Throughout the 20th Century, Brazilian music and jazz were intimately entwined, particularly during the bossa nova boom of the late 1950s and early 1960s. Here's an overview of Brazilian and Brazilian-flavored jazz, with artists new and old...
This page covers the Letter "D"
Paul Desmond "Bossa Antigua" (RCA, 1964)
As an architect of the West Coast "cool" style, saxophonist Paul Desmond certainly could lay claim to a big piece of the Braz-jazz puzzle.
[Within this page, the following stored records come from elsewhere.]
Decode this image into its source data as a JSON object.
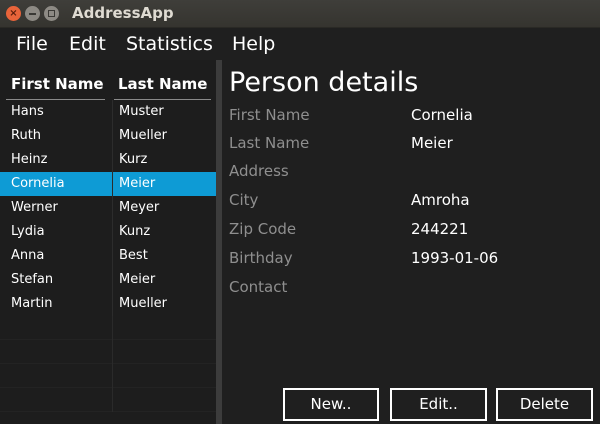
{
  "window": {
    "title": "AddressApp"
  },
  "menu": [
    "File",
    "Edit",
    "Statistics",
    "Help"
  ],
  "table": {
    "headers": [
      "First Name",
      "Last Name"
    ],
    "rows": [
      [
        "Hans",
        "Muster"
      ],
      [
        "Ruth",
        "Mueller"
      ],
      [
        "Heinz",
        "Kurz"
      ],
      [
        "Cornelia",
        "Meier"
      ],
      [
        "Werner",
        "Meyer"
      ],
      [
        "Lydia",
        "Kunz"
      ],
      [
        "Anna",
        "Best"
      ],
      [
        "Stefan",
        "Meier"
      ],
      [
        "Martin",
        "Mueller"
      ]
    ],
    "selected_index": 3
  },
  "details": {
    "title": "Person details",
    "fields": [
      {
        "label": "First Name",
        "value": "Cornelia"
      },
      {
        "label": "Last Name",
        "value": "Meier"
      },
      {
        "label": "Address",
        "value": ""
      },
      {
        "label": "City",
        "value": "Amroha"
      },
      {
        "label": "Zip Code",
        "value": "244221"
      },
      {
        "label": "Birthday",
        "value": "1993-01-06"
      },
      {
        "label": "Contact",
        "value": ""
      }
    ],
    "buttons": {
      "new": "New..",
      "edit": "Edit..",
      "delete": "Delete"
    }
  }
}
Sadly, though, this album where he tries to do just that is not one of his career high points, with orchestrations that range from overly-baroque to flat out icky... Still, this does feature some of the earliest jazz recordings of Milton Nascimento's work, and is also notable for the participation of Brazilian chanteuse Wanda de Sa, who was best known for her work with Sergio Mendes's Brazil 66. The rest of the album is devoted to songs composed by Edu Lobo, who was Wanda De Sa's husband for over a decade. This album didn't do much for me, but many folks consider it a classic.
Irio De Paula "Sozinho" (Philology, 1995)
Irio De Paula "Jazz-Samba Ao Vivo" (NelJazz, 1997)
Tom Jobim's canonical compositions get an extra-gooey workthrough, with guitarist De Paula -- who has worked with several major jazz players, including Chet Baker, Gato Barbieri and Eumir Deodato -- leading a mellow ensemble, augmented by string arrangements worthy of the master. In some ways, this is a bit much, but also quite inviting. Depends on your tolerance for "easy listening," I suppose... But I think this is well within the tradition set down by the master, and Jobim fans will probably thrill to the interplay of the guitar and Riccardo Ballerini's sprightly arrangements. Not bad!
Irio De Paula "Sem Batera: 2002" (Azzurra, 2002)
Irio De Paula "Amigo Baden" (Azzurra, 2002)
Irio De Paula "Samba Jazz" (Azzurra, 2007)
Irio De Paula "Viajando" (Azzurra, 2007)
Irio De Paula "Retrato Do Rio" (Blue Music, 2007)
I'm sure the role of the trombone as a lead instrument has been a constant source of contention among jazz fans, but I have to say that it doesn't do much for me here. Still, this is the bandleading debut of one of Brazil's most successful mainstream jazz players, Raul De Souza, who later emigrated to the US and became a leading session player. Here he works through a primarily homegrown set, including one of his own early compositions alongside material by the likes of Tom Jobim, Carlos Lyra and (for exotic effect) Duke Jordan. I'm no jazz critic, but this album mostly strikes me as a bit unsubtle and overly energetic. Also on board are many of the early leading lights of Brazil's jazz scene, including pianist Cesar Camargo Mariano and percussionist Airto Moreira, who kicks in with some nice Cuban-flavored percussion.
A pretty funky set from an American-style party band whose sound never quite clicked with Brazilian music fans... Trombonist Raul De Souza led this soul-oriented octet, which also featured percussionist Robertinho Da Silva, organ player Helio Celso and saxophonist Oberdan Magalhaes (later of Banda Black Rio). The "Black Rio" soul sound hadn't really hit Brazil yet, so these guys were kind of shooting in the dark... But it's a fun set, a mix of earnest funk and deliberate kitsch... They covered hits like "Spinning Wheel" and "You've Made Me So Very Happy," alongside giddy instrumentals with titles like "Fried Bananas" and "Cantelope Island." It's goofy, but better than I had expected... Worth checking out.
Raul De Souza "Rio" (Trama, 1998)
Raul De Souza "No Palco!" (Eldorado, 2000)
Joao Donato - see artist discography
Jane Duboc - see artist discography
Brazilian Jazz - Letter "E"
Other Brazilian Styles
Main Brazil Index